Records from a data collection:
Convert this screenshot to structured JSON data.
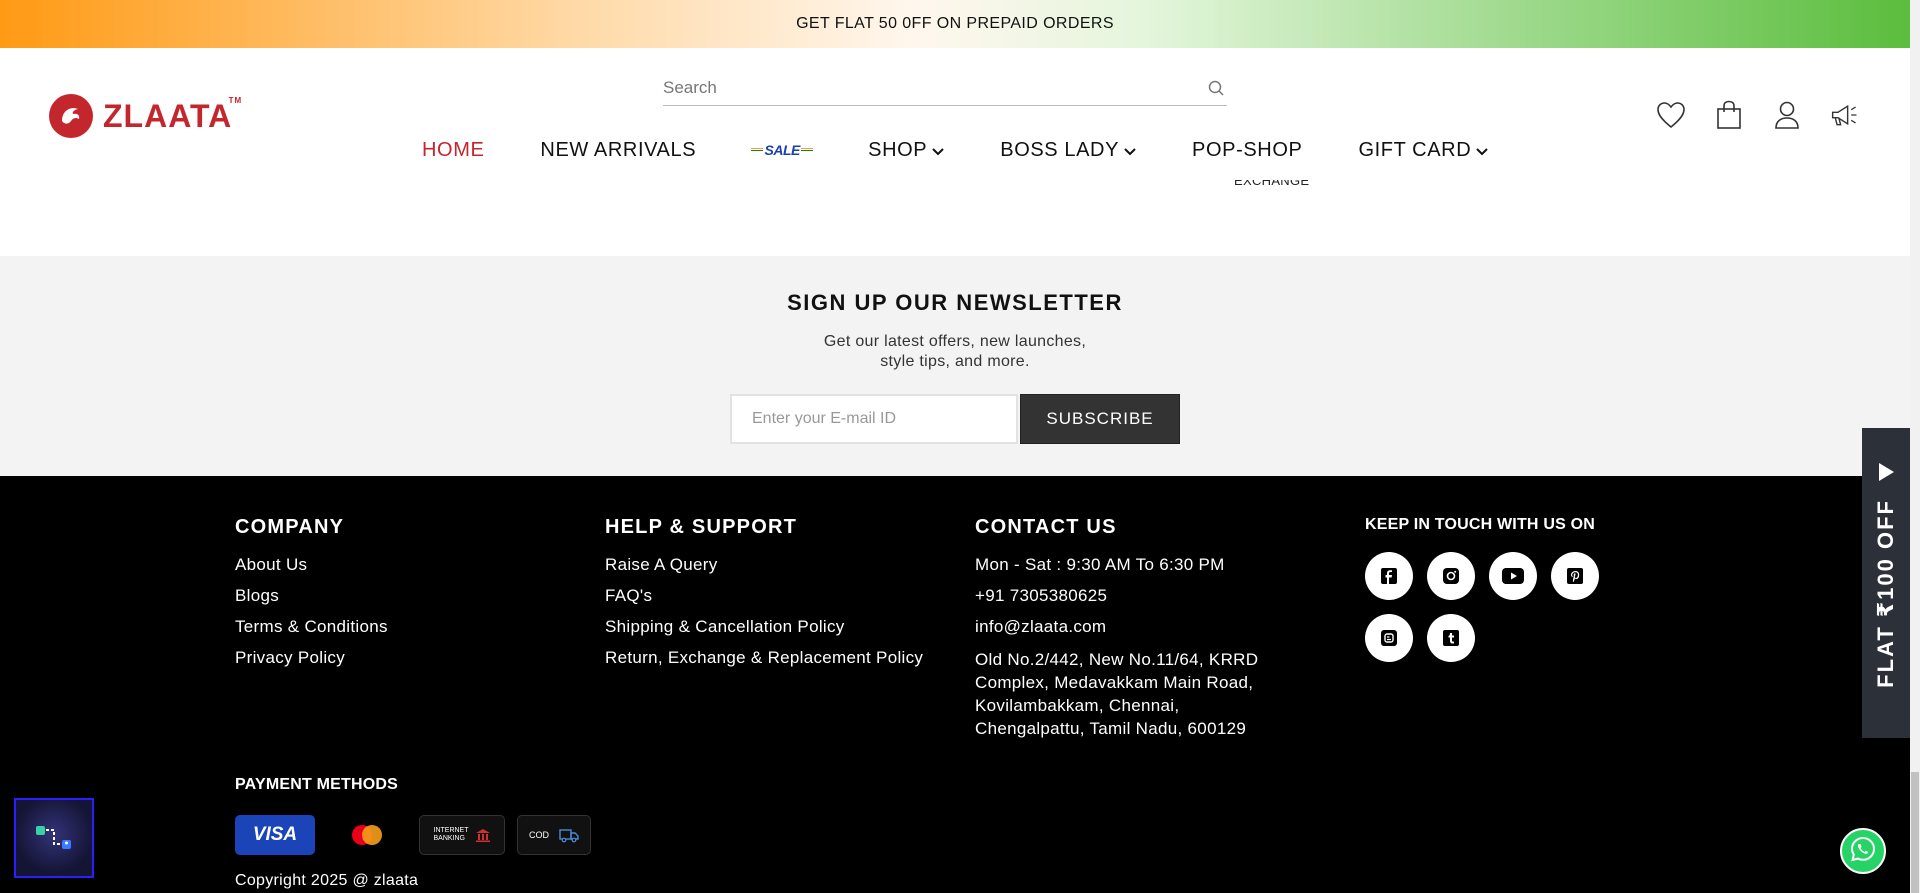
{
  "announcement": "GET FLAT 50 0FF ON PREPAID ORDERS",
  "brand": {
    "name": "ZLAATA",
    "tm": "TM",
    "color": "#c4262e"
  },
  "search": {
    "placeholder": "Search"
  },
  "nav": {
    "items": [
      {
        "label": "HOME",
        "active": true
      },
      {
        "label": "NEW ARRIVALS"
      },
      {
        "label": "SALE",
        "badge": true
      },
      {
        "label": "SHOP",
        "dropdown": true
      },
      {
        "label": "BOSS LADY",
        "dropdown": true
      },
      {
        "label": "POP-SHOP"
      },
      {
        "label": "GIFT CARD",
        "dropdown": true
      }
    ]
  },
  "header_icons": [
    "heart-icon",
    "shopping-bag-icon",
    "user-icon",
    "megaphone-icon"
  ],
  "partial_text": "EXCHANGE",
  "newsletter": {
    "title": "SIGN UP OUR NEWSLETTER",
    "subtitle_line1": "Get our latest offers, new launches,",
    "subtitle_line2": "style tips, and more.",
    "input_placeholder": "Enter your E-mail ID",
    "button": "SUBSCRIBE"
  },
  "footer": {
    "company": {
      "title": "COMPANY",
      "links": [
        "About Us",
        "Blogs",
        "Terms & Conditions",
        "Privacy Policy"
      ]
    },
    "help": {
      "title": "HELP & SUPPORT",
      "links": [
        "Raise A Query",
        "FAQ's",
        "Shipping & Cancellation Policy",
        "Return, Exchange & Replacement Policy"
      ]
    },
    "contact": {
      "title": "CONTACT US",
      "hours": "Mon - Sat : 9:30 AM To 6:30 PM",
      "phone": "+91 7305380625",
      "email": "info@zlaata.com",
      "address": "Old No.2/442, New No.11/64, KRRD Complex, Medavakkam Main Road, Kovilambakkam, Chennai, Chengalpattu, Tamil Nadu, 600129"
    },
    "keep_in_touch": {
      "title": "KEEP IN TOUCH WITH US ON",
      "socials": [
        "facebook-icon",
        "instagram-icon",
        "youtube-icon",
        "pinterest-icon",
        "blogger-icon",
        "tumblr-icon"
      ]
    },
    "payment": {
      "title": "PAYMENT METHODS",
      "visa": "VISA",
      "netbanking_line1": "INTERNET",
      "netbanking_line2": "BANKING",
      "cod": "COD"
    },
    "copyright": "Copyright 2025 @ zlaata"
  },
  "side_tab": {
    "label": "FLAT ₹100 OFF"
  },
  "colors": {
    "accent": "#c4262e",
    "footer_bg": "#000000",
    "newsletter_bg": "#f3f3f3",
    "button_bg": "#333333",
    "whatsapp": "#25d366"
  }
}
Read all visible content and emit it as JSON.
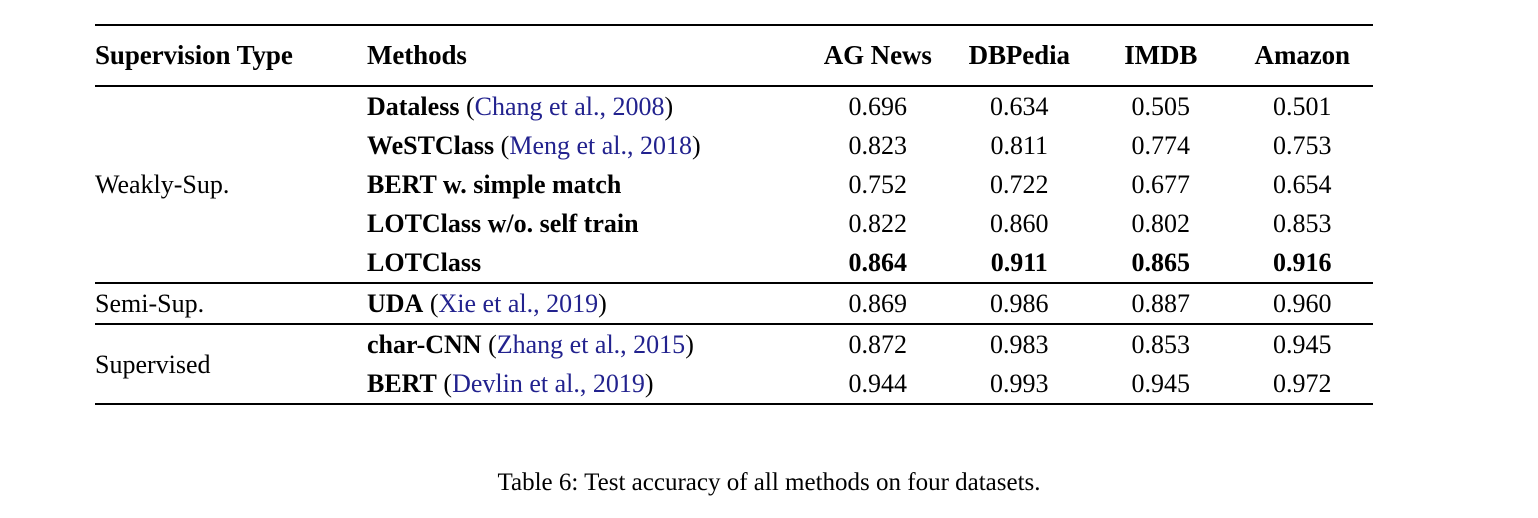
{
  "table": {
    "number_label": "Table 6",
    "caption": "Table 6: Test accuracy of all methods on four datasets.",
    "accent_citation_color": "#22228e",
    "columns": [
      {
        "key": "supervision",
        "header": "Supervision Type",
        "align": "left"
      },
      {
        "key": "methods",
        "header": "Methods",
        "align": "left"
      },
      {
        "key": "agnews",
        "header": "AG News",
        "align": "center"
      },
      {
        "key": "dbpedia",
        "header": "DBPedia",
        "align": "center"
      },
      {
        "key": "imdb",
        "header": "IMDB",
        "align": "center"
      },
      {
        "key": "amazon",
        "header": "Amazon",
        "align": "center"
      }
    ],
    "sections": [
      {
        "supervision": "Weakly-Sup.",
        "rows": [
          {
            "method_name": "Dataless",
            "citation": "Chang et al., 2008",
            "agnews": "0.696",
            "dbpedia": "0.634",
            "imdb": "0.505",
            "amazon": "0.501",
            "bold_values": false
          },
          {
            "method_name": "WeSTClass",
            "citation": "Meng et al., 2018",
            "agnews": "0.823",
            "dbpedia": "0.811",
            "imdb": "0.774",
            "amazon": "0.753",
            "bold_values": false
          },
          {
            "method_name": "BERT w. simple match",
            "citation": "",
            "agnews": "0.752",
            "dbpedia": "0.722",
            "imdb": "0.677",
            "amazon": "0.654",
            "bold_values": false
          },
          {
            "method_name": "LOTClass w/o. self train",
            "citation": "",
            "agnews": "0.822",
            "dbpedia": "0.860",
            "imdb": "0.802",
            "amazon": "0.853",
            "bold_values": false
          },
          {
            "method_name": "LOTClass",
            "citation": "",
            "agnews": "0.864",
            "dbpedia": "0.911",
            "imdb": "0.865",
            "amazon": "0.916",
            "bold_values": true
          }
        ]
      },
      {
        "supervision": "Semi-Sup.",
        "rows": [
          {
            "method_name": "UDA",
            "citation": "Xie et al., 2019",
            "agnews": "0.869",
            "dbpedia": "0.986",
            "imdb": "0.887",
            "amazon": "0.960",
            "bold_values": false
          }
        ]
      },
      {
        "supervision": "Supervised",
        "rows": [
          {
            "method_name": "char-CNN",
            "citation": "Zhang et al., 2015",
            "agnews": "0.872",
            "dbpedia": "0.983",
            "imdb": "0.853",
            "amazon": "0.945",
            "bold_values": false
          },
          {
            "method_name": "BERT",
            "citation": "Devlin et al., 2019",
            "agnews": "0.944",
            "dbpedia": "0.993",
            "imdb": "0.945",
            "amazon": "0.972",
            "bold_values": false
          }
        ]
      }
    ]
  }
}
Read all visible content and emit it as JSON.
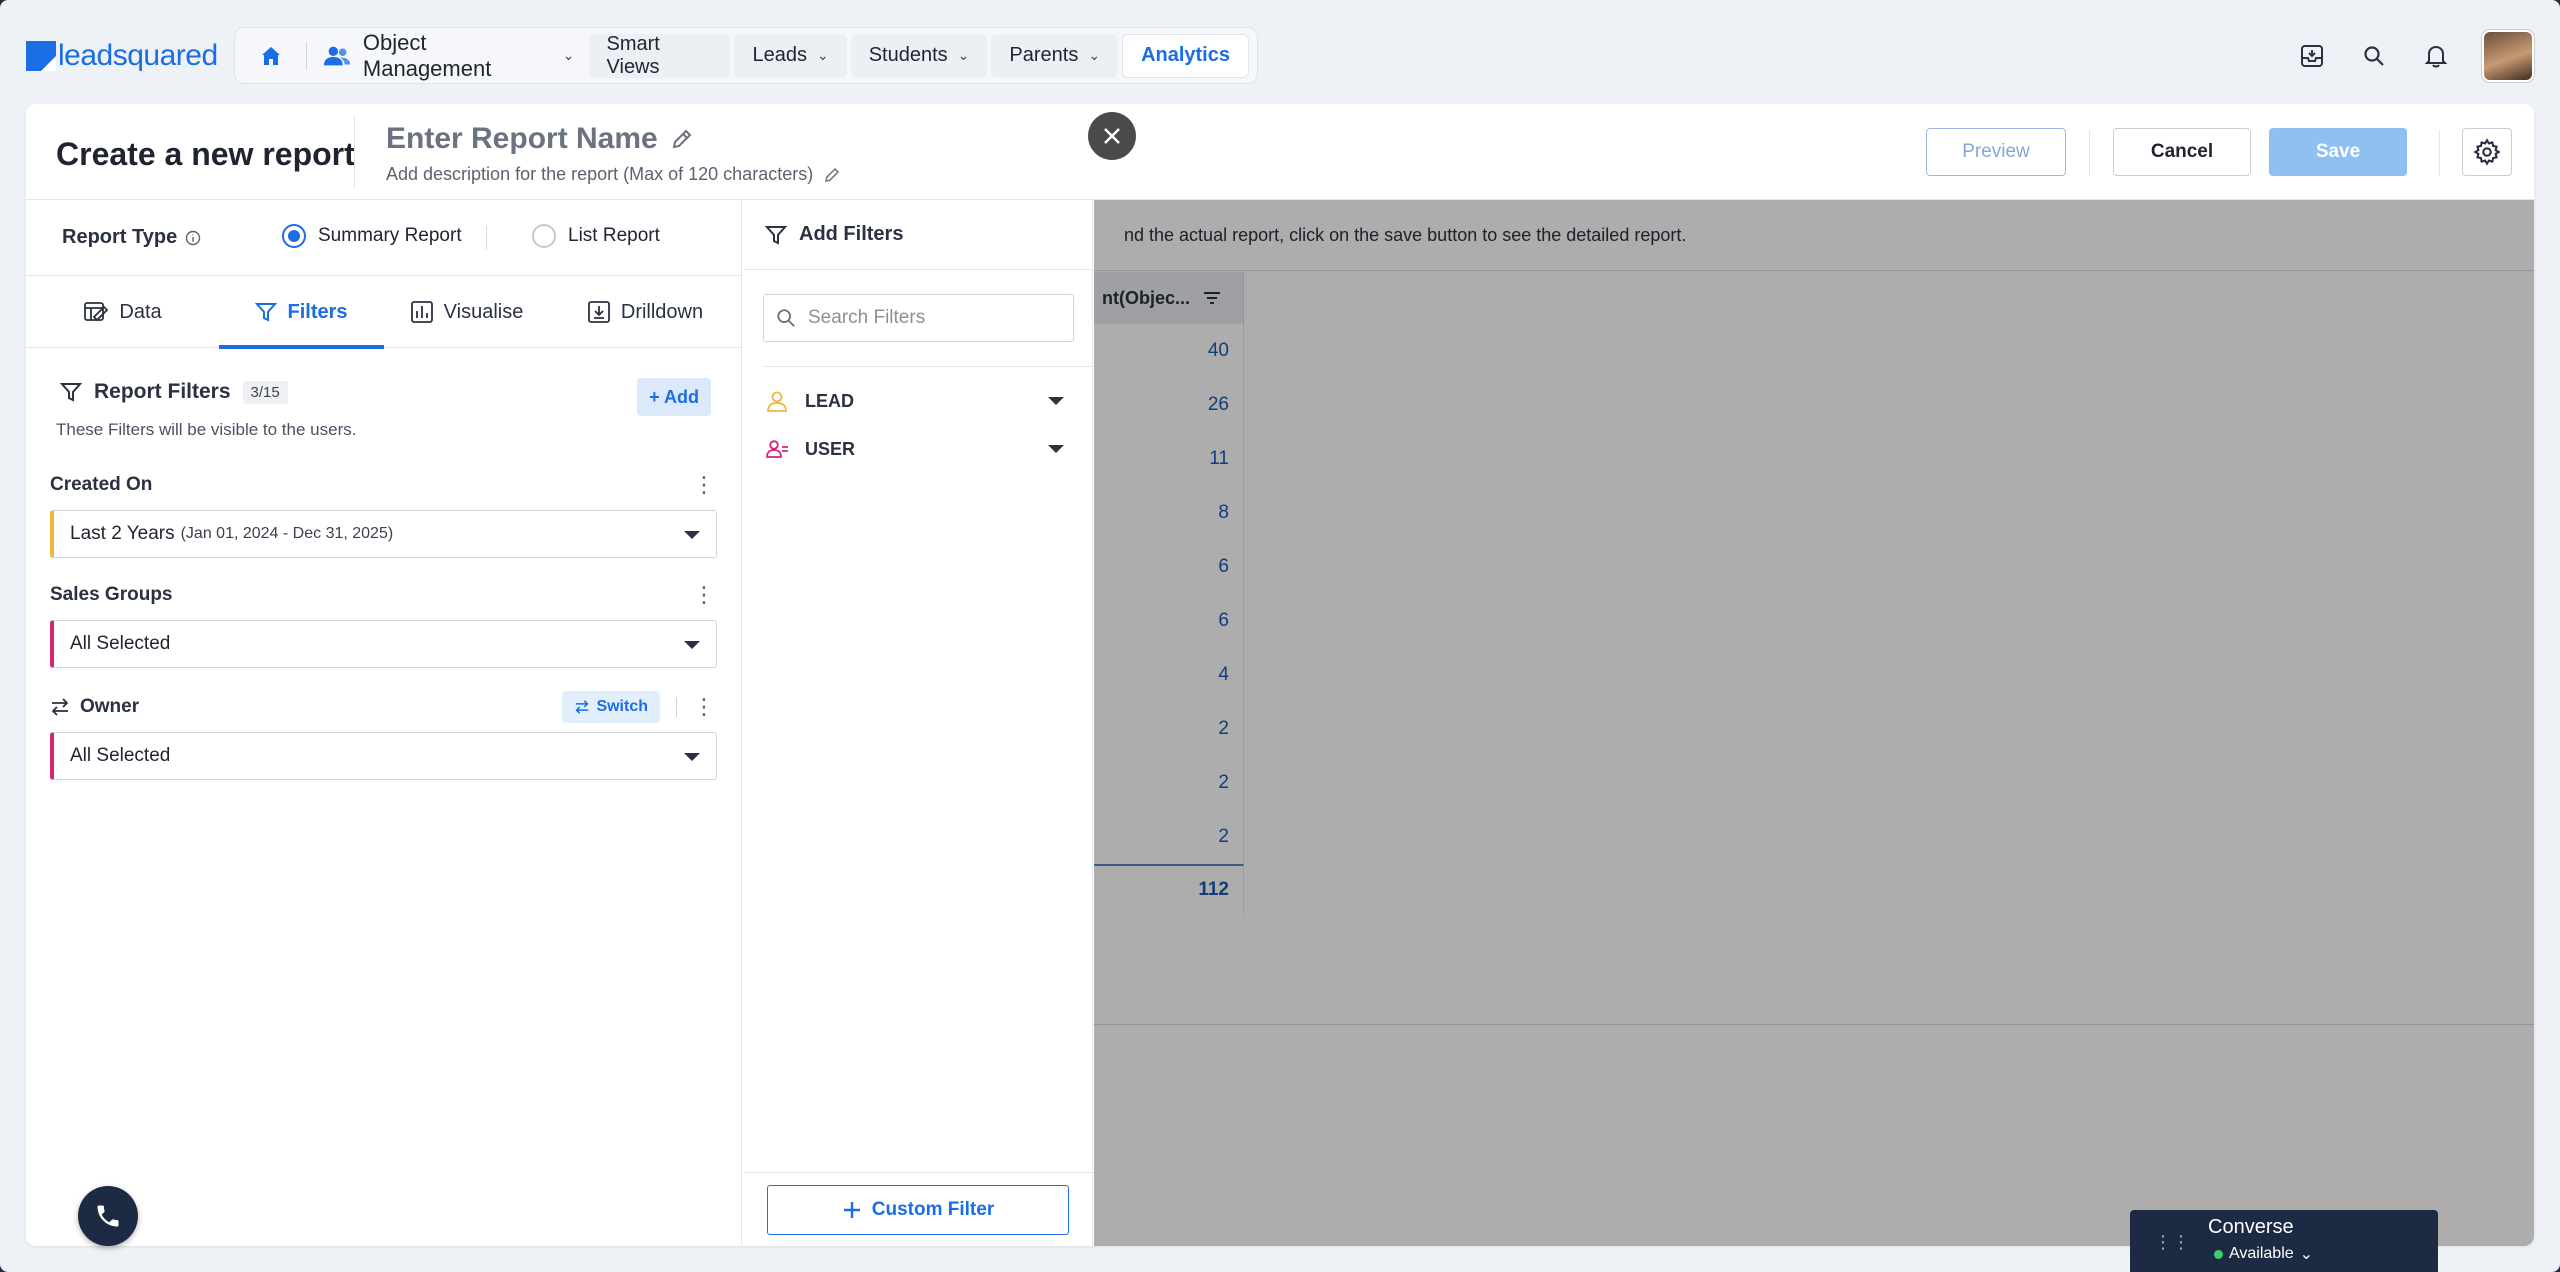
{
  "brand": {
    "name_a": "lead",
    "name_b": "squared"
  },
  "nav": {
    "object_management": "Object Management",
    "items": [
      {
        "label": "Smart Views",
        "chevron": false
      },
      {
        "label": "Leads",
        "chevron": true
      },
      {
        "label": "Students",
        "chevron": true
      },
      {
        "label": "Parents",
        "chevron": true
      },
      {
        "label": "Analytics",
        "chevron": false,
        "active": true
      }
    ]
  },
  "header": {
    "page_title": "Create a new report",
    "report_name_placeholder": "Enter Report Name",
    "description_placeholder": "Add description for the report (Max of 120 characters)",
    "preview": "Preview",
    "cancel": "Cancel",
    "save": "Save"
  },
  "report_type": {
    "label": "Report Type",
    "options": [
      {
        "label": "Summary Report",
        "selected": true
      },
      {
        "label": "List Report",
        "selected": false
      }
    ]
  },
  "tabs": [
    {
      "label": "Data",
      "icon": "data-icon"
    },
    {
      "label": "Filters",
      "icon": "filter-icon",
      "active": true
    },
    {
      "label": "Visualise",
      "icon": "chart-icon"
    },
    {
      "label": "Drilldown",
      "icon": "drilldown-icon"
    }
  ],
  "report_filters": {
    "title": "Report Filters",
    "count": "3/15",
    "add": "+ Add",
    "subtitle": "These Filters will be visible to the users.",
    "filters": [
      {
        "label": "Created On",
        "value": "Last 2 Years",
        "detail": "(Jan 01, 2024 - Dec 31, 2025)",
        "accent": "#f2b83b"
      },
      {
        "label": "Sales Groups",
        "value": "All Selected",
        "detail": "",
        "accent": "#d6237a"
      },
      {
        "label": "Owner",
        "value": "All Selected",
        "detail": "",
        "accent": "#d6237a",
        "switch": "Switch"
      }
    ]
  },
  "add_filters": {
    "title": "Add Filters",
    "search_placeholder": "Search Filters",
    "categories": [
      {
        "label": "LEAD",
        "icon": "lead-user-icon",
        "color": "#f2b83b"
      },
      {
        "label": "USER",
        "icon": "user-group-icon",
        "color": "#d6237a"
      }
    ],
    "custom_filter": "Custom Filter"
  },
  "preview": {
    "note": "nd the actual report, click on the save button to see the detailed report.",
    "column_header": "nt(Objec...",
    "values": [
      "40",
      "26",
      "11",
      "8",
      "6",
      "6",
      "4",
      "2",
      "2",
      "2"
    ],
    "total": "112"
  },
  "converse": {
    "title": "Converse",
    "status": "Available"
  }
}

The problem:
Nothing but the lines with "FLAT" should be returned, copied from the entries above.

Result of the task:
  "announcement": "GET FLAT 50 0FF ON PREPAID ORDERS",
    "label": "FLAT ₹100 OFF"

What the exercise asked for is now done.